The answer should be every line below, repeated exactly, with the images left out.

---------- Record excerpts ----------

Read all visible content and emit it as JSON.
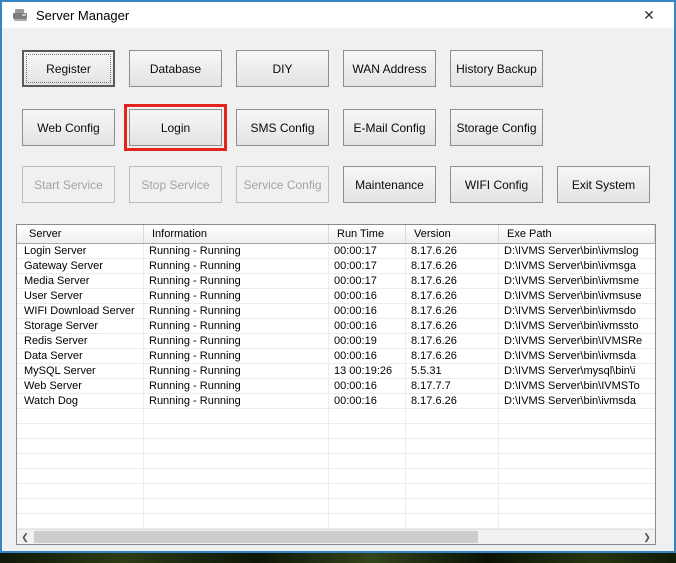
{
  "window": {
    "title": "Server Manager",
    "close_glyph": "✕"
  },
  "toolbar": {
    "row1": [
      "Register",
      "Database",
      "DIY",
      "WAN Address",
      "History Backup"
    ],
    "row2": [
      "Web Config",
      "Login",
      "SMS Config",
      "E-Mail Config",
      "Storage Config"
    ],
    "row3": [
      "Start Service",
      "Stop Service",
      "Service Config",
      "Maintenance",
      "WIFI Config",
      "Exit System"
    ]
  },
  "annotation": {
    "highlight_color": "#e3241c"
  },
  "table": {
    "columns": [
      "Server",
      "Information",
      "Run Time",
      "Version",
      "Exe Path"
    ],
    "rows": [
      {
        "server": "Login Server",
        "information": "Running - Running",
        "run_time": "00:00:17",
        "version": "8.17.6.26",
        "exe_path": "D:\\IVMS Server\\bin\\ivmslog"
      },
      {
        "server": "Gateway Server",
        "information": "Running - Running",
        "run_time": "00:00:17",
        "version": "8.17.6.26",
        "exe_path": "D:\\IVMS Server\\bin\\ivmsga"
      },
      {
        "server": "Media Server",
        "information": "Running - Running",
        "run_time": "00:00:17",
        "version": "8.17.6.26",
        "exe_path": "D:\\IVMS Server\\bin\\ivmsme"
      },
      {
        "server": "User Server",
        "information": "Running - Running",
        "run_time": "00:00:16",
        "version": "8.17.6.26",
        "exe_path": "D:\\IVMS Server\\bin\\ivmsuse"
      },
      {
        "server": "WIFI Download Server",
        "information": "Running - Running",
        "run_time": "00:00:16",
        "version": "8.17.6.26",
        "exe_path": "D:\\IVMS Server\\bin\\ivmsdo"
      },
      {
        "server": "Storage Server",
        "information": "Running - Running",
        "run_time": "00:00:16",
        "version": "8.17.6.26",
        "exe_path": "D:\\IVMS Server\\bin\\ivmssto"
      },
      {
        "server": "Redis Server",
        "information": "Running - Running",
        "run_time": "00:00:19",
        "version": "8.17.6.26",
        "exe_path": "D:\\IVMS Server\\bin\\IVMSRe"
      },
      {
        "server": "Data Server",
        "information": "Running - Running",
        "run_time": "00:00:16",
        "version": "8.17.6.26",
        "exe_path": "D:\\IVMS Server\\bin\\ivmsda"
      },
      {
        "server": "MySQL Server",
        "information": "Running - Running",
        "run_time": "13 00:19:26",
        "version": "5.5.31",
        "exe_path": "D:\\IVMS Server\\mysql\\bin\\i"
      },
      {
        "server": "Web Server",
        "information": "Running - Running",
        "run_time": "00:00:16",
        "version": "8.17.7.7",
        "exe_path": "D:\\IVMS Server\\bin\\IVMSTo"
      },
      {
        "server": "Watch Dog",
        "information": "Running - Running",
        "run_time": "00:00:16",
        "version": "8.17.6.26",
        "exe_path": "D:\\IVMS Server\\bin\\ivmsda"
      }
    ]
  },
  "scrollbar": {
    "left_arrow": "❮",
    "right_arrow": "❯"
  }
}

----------

* Answer to this task
Read all visible content and emit it as JSON.
{
  "window": {
    "title": "Server Manager",
    "close_glyph": "✕"
  },
  "toolbar": {
    "row1": [
      "Register",
      "Database",
      "DIY",
      "WAN Address",
      "History Backup"
    ],
    "row2": [
      "Web Config",
      "Login",
      "SMS Config",
      "E-Mail Config",
      "Storage Config"
    ],
    "row3": [
      "Start Service",
      "Stop Service",
      "Service Config",
      "Maintenance",
      "WIFI Config",
      "Exit System"
    ]
  },
  "annotation": {
    "highlight_color": "#e3241c"
  },
  "table": {
    "columns": [
      "Server",
      "Information",
      "Run Time",
      "Version",
      "Exe Path"
    ],
    "rows": [
      {
        "server": "Login Server",
        "information": "Running - Running",
        "run_time": "00:00:17",
        "version": "8.17.6.26",
        "exe_path": "D:\\IVMS Server\\bin\\ivmslog"
      },
      {
        "server": "Gateway Server",
        "information": "Running - Running",
        "run_time": "00:00:17",
        "version": "8.17.6.26",
        "exe_path": "D:\\IVMS Server\\bin\\ivmsga"
      },
      {
        "server": "Media Server",
        "information": "Running - Running",
        "run_time": "00:00:17",
        "version": "8.17.6.26",
        "exe_path": "D:\\IVMS Server\\bin\\ivmsme"
      },
      {
        "server": "User Server",
        "information": "Running - Running",
        "run_time": "00:00:16",
        "version": "8.17.6.26",
        "exe_path": "D:\\IVMS Server\\bin\\ivmsuse"
      },
      {
        "server": "WIFI Download Server",
        "information": "Running - Running",
        "run_time": "00:00:16",
        "version": "8.17.6.26",
        "exe_path": "D:\\IVMS Server\\bin\\ivmsdo"
      },
      {
        "server": "Storage Server",
        "information": "Running - Running",
        "run_time": "00:00:16",
        "version": "8.17.6.26",
        "exe_path": "D:\\IVMS Server\\bin\\ivmssto"
      },
      {
        "server": "Redis Server",
        "information": "Running - Running",
        "run_time": "00:00:19",
        "version": "8.17.6.26",
        "exe_path": "D:\\IVMS Server\\bin\\IVMSRe"
      },
      {
        "server": "Data Server",
        "information": "Running - Running",
        "run_time": "00:00:16",
        "version": "8.17.6.26",
        "exe_path": "D:\\IVMS Server\\bin\\ivmsda"
      },
      {
        "server": "MySQL Server",
        "information": "Running - Running",
        "run_time": "13 00:19:26",
        "version": "5.5.31",
        "exe_path": "D:\\IVMS Server\\mysql\\bin\\i"
      },
      {
        "server": "Web Server",
        "information": "Running - Running",
        "run_time": "00:00:16",
        "version": "8.17.7.7",
        "exe_path": "D:\\IVMS Server\\bin\\IVMSTo"
      },
      {
        "server": "Watch Dog",
        "information": "Running - Running",
        "run_time": "00:00:16",
        "version": "8.17.6.26",
        "exe_path": "D:\\IVMS Server\\bin\\ivmsda"
      }
    ]
  },
  "scrollbar": {
    "left_arrow": "❮",
    "right_arrow": "❯"
  }
}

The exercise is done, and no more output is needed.